The Facts about Meningitis

Tuesday, February 16, 2010 - 7:50am

Useful Answers to Questions about this Disease

The second reported death due to meningitis has generated both strong media coverage and public concern. Public Health Madison and Dane County (PHMDC) nurses are actively investigating the recent death of the Mt. Horeb student to identify all people who had close contact with the student. Those people will be advised to get specific antibiotic treatment to help prevent further infections.

While bacterial meningitis is a very serious disease, it is relatively rare and its occurrences can be random and unexpected. Following is a list of frequently asked questions about meningitis with answers that will help people get a clearer understanding of this challenging disease.

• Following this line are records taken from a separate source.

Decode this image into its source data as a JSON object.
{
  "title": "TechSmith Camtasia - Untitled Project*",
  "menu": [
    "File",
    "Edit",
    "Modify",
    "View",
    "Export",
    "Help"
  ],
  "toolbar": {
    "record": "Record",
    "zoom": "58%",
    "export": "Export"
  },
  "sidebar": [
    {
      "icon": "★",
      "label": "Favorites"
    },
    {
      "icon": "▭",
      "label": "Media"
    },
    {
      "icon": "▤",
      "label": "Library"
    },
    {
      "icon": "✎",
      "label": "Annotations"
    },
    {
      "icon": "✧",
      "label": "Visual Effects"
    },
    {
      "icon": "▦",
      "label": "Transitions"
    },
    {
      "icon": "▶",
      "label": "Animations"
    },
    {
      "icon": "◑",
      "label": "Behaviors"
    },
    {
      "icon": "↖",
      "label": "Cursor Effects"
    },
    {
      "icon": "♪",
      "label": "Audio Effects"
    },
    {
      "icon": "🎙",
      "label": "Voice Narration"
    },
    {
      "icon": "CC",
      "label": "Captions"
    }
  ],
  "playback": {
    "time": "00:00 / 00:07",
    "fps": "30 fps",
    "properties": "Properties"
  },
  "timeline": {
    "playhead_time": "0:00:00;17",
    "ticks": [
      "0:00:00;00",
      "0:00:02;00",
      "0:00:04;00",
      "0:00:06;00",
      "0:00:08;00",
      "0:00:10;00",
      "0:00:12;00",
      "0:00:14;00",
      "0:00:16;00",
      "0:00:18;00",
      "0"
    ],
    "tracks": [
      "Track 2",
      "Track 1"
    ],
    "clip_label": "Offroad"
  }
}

What is meningitis?
Bacterial meningitis is an inflammation of the tissues that cover the brain and spinal cord. It can be caused by one of several different bacteria. The bacteria that caused the two recent Dane County fatalities was Neisseria meningitidis.

What are the symptoms and how soon do they appear?
Symptoms can appear quickly over a day or two. Most often, symptoms occur within 3 to 4 days of exposure, but as early as 2 and as late as 10 days after exposure.
Early symptoms can include: high fever, headache, nausea and vomiting, followed later by: stiff neck, sleepiness, confusion, seizures, and unconsciousness.

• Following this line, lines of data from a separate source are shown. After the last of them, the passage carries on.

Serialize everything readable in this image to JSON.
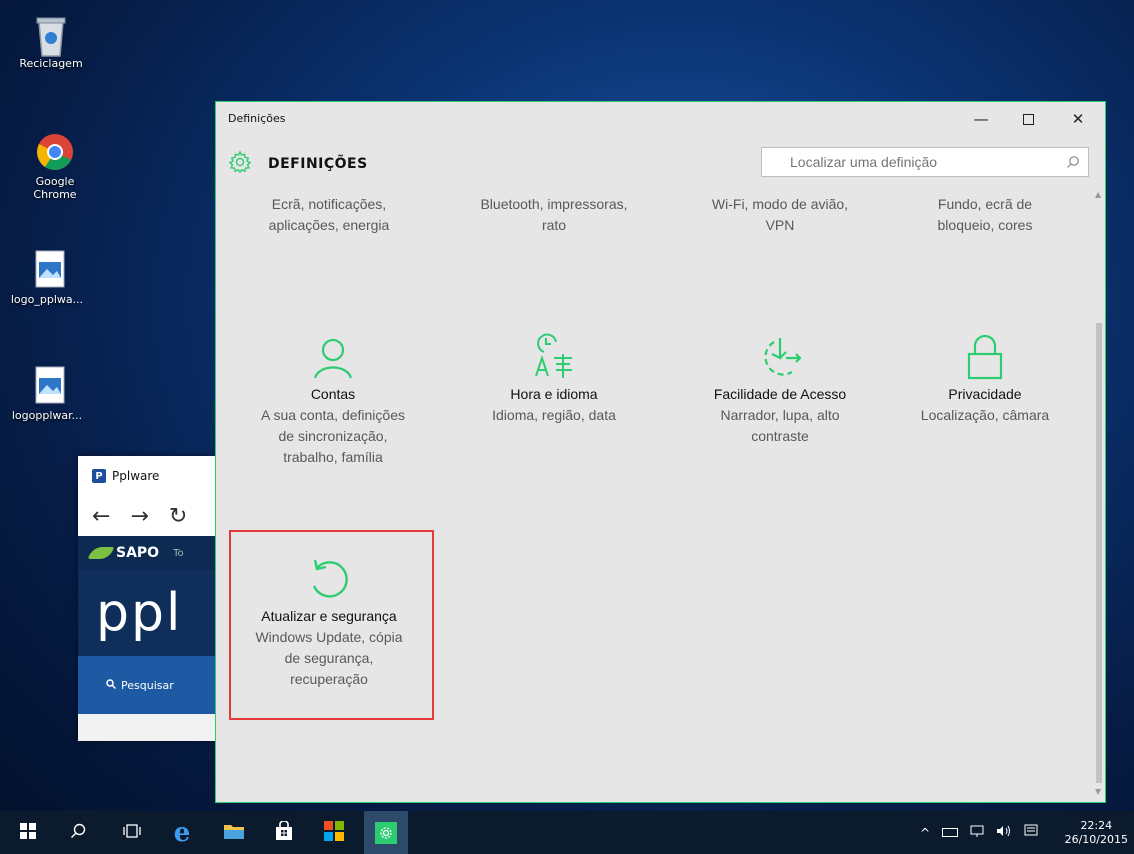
{
  "desktop": {
    "icons": [
      {
        "label": "Reciclagem",
        "icon": "recycle-bin-icon"
      },
      {
        "label": "Google Chrome",
        "icon": "chrome-icon"
      },
      {
        "label": "logo_pplwa...",
        "icon": "image-file-icon"
      },
      {
        "label": "logopplwar...",
        "icon": "image-file-icon"
      }
    ]
  },
  "bg_browser": {
    "title": "Pplware",
    "sapo_label": "SAPO",
    "sapo_trail": "To",
    "brand_text": "ppl",
    "search_label": "Pesquisar"
  },
  "settings_window": {
    "window_title": "Definições",
    "header_title": "DEFINIÇÕES",
    "search_placeholder": "Localizar uma definição",
    "partial_row": [
      {
        "line1": "Ecrã, notificações,",
        "line2": "aplicações, energia"
      },
      {
        "line1": "Bluetooth, impressoras,",
        "line2": "rato"
      },
      {
        "line1": "Wi-Fi, modo de avião,",
        "line2": "VPN"
      },
      {
        "line1": "Fundo, ecrã de",
        "line2": "bloqueio, cores"
      }
    ],
    "tiles": [
      {
        "name": "Contas",
        "desc1": "A sua conta, definições",
        "desc2": "de sincronização,",
        "desc3": "trabalho, família",
        "icon": "person-icon"
      },
      {
        "name": "Hora e idioma",
        "desc1": "Idioma, região, data",
        "desc2": "",
        "desc3": "",
        "icon": "time-language-icon"
      },
      {
        "name": "Facilidade de Acesso",
        "desc1": "Narrador, lupa, alto",
        "desc2": "contraste",
        "desc3": "",
        "icon": "ease-of-access-icon"
      },
      {
        "name": "Privacidade",
        "desc1": "Localização, câmara",
        "desc2": "",
        "desc3": "",
        "icon": "lock-icon"
      },
      {
        "name": "Atualizar e segurança",
        "desc1": "Windows Update, cópia",
        "desc2": "de segurança,",
        "desc3": "recuperação",
        "icon": "update-icon"
      }
    ],
    "accent_color": "#2ecc71",
    "highlight_color": "#e33a3a"
  },
  "taskbar": {
    "time": "22:24",
    "date": "26/10/2015"
  }
}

The symptoms in infants are somewhat more difficult to assess, but the ill infant can be lethargic, irritable or have feeding problems, including vomiting.

Once infected with meningococcal meningitis, the disease may prove fatal to as many as 15% of those affected.

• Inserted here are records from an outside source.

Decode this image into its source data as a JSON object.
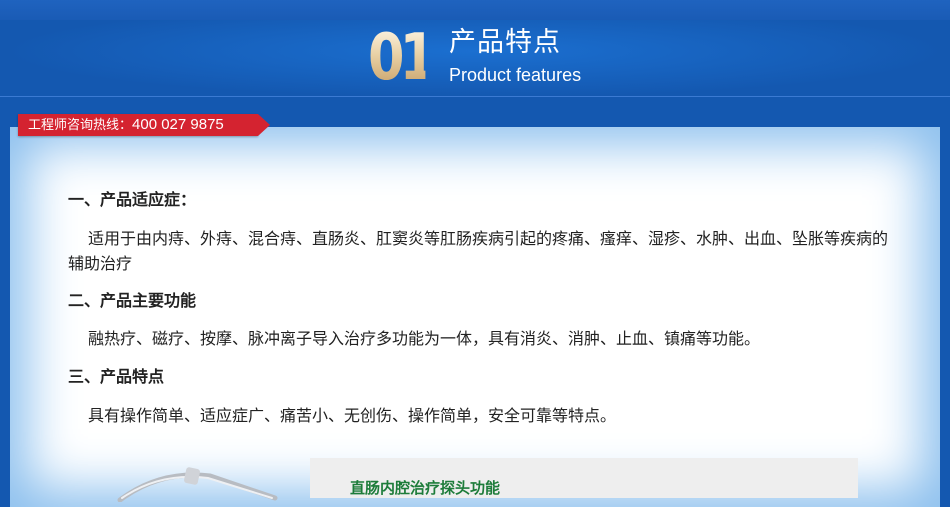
{
  "header": {
    "number": "01",
    "title_cn": "产品特点",
    "title_en": "Product features"
  },
  "hotline": {
    "label": "工程师咨询热线：",
    "number": "400 027 9875"
  },
  "sections": [
    {
      "heading": "一、产品适应症：",
      "text": "适用于由内痔、外痔、混合痔、直肠炎、肛窦炎等肛肠疾病引起的疼痛、瘙痒、湿疹、水肿、出血、坠胀等疾病的辅助治疗"
    },
    {
      "heading": "二、产品主要功能",
      "text": "融热疗、磁疗、按摩、脉冲离子导入治疗多功能为一体，具有消炎、消肿、止血、镇痛等功能。"
    },
    {
      "heading": "三、产品特点",
      "text": "具有操作简单、适应症广、痛苦小、无创伤、操作简单，安全可靠等特点。"
    }
  ],
  "probe": {
    "title": "直肠内腔治疗探头功能"
  },
  "colors": {
    "background_blue": "#1458b0",
    "hotline_red": "#d42330",
    "probe_title_green": "#1d7c3a"
  }
}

Who is at risk to get the disease?
While many people carry the meningococcal bacteria in their nose and throat (up to 5-10% of the population can carry this bacterium at any time), it is not well understood why only some of these people are susceptible to this disease. There may be a variety of immune system problems, physical factors, or other underlying illness that leads to the development of the disease.

To reduce one's risk, anyone who has had close/intimate contact with the ill person within the week previous to the onset of illness should receive preventive treatment as soon as possible. Treatment consists of one of several antibiotics designed to stop any infection.

What constitutes close and intimate contact?
• Immediate household members
• Individuals with whom the ill person has shared eating utensils, shared drinking cups or glasses, eaten out of the same dish or bowl
• Persons who have been kissed by the ill person
• Persons who have performed resuscitation or other medical procedures may have some risk.

Individuals who are close contacts should monitor themselves for signs of illness, particularly fever, and seek medical care promptly if these symptoms appear. Other individuals who are not sure if their exposure requires preventive treatment should contact the PHMDC Communicable Disease Intake Nurse at 266-4821.

What about others who may have had less close contact such as in school?
People who may have had less close contact with an infected person, such as contact in school or at a shopping mall, are not considered to be at risk and do not require preventive treatment.

How Can Meningitis Be Prevented?
A vaccine is available to protect against several of the strains of meningococcal meningitis. While the vaccine does not provide protection against all forms of the disease, it does cover most strains. Since it takes between 7 to 10 days for the vaccine to provide immunity, the vaccine cannot substitute for preventive antibiotic treatment of close contacts and is not approved for such use. It may however be given at the same time as the treatment.

More information about vaccines is available at:

For more detailed information about meningitis vaccine, see

For more details about meningitis, see


Public Health Madison & Dane County


  • Jeff Golden(608) 243-0302